Since 2014, job listings including the terms AI, artificial intelligence or machine learning have grown by 485% as the number of projects in this field surges. During the same period, candidate searches have risen by 178%, meaning there are 2.3 positions for every potential applicant.
Mariano Mamertino, EMEA economist at Indeed, said: ‘’Employers in every sector are keen to utilise artificial intelligence and need workers with the right skills to fill these roles. Our data shows that competition for this shallow pool of candidates is fierce, with the numbers of available roles outstripping potential new hires. The AI sector is likely to keep growing as the potential for the widespread application of the technology, across different industries, becomes more clear. Investing in education and the right skills needed to propel the industry forward will be key to its growth in the coming years.”

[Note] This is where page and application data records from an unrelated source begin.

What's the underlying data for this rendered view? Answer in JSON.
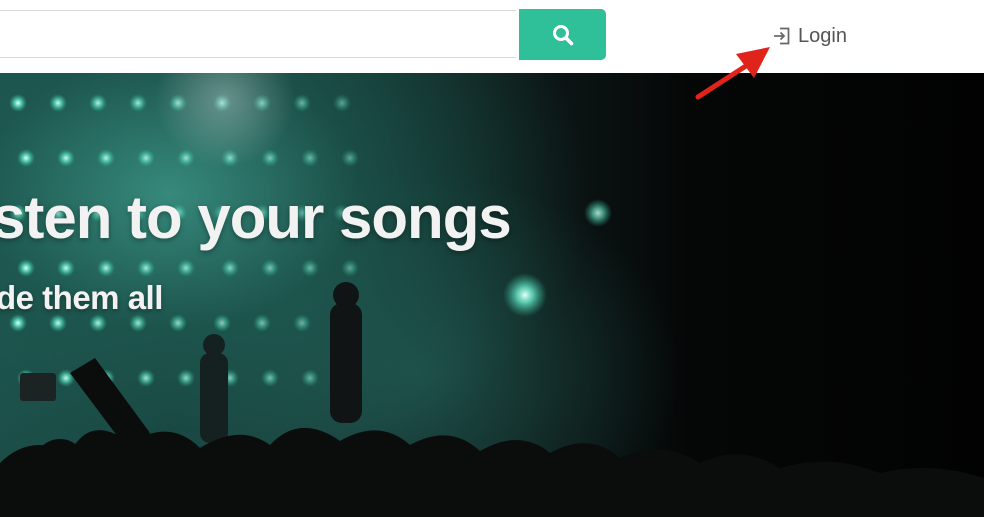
{
  "header": {
    "search": {
      "value": "",
      "placeholder": "",
      "button_icon": "search-icon"
    },
    "login": {
      "icon": "login-icon",
      "label": "Login"
    }
  },
  "hero": {
    "title": "sten to your songs",
    "subtitle": "de them all"
  },
  "colors": {
    "accent": "#2fbf99",
    "annotation_arrow": "#e0241b"
  }
}
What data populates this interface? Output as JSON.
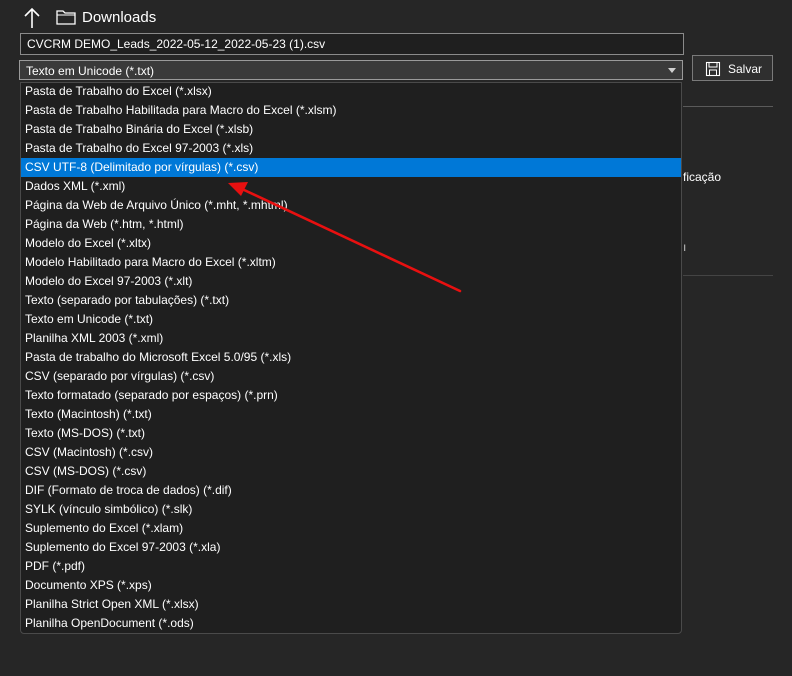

Salary does not appear to be a barrier to recruitment, with the average annual pay for a machine learning engineer as at 27th September running to £54,366. Instead, a combination of a thin pipeline in graduates with science, technology, engineering and maths qualifications with possibly unrealistic requirements for previous experience is creating a choke point that could stall the AI revolution before it gets going.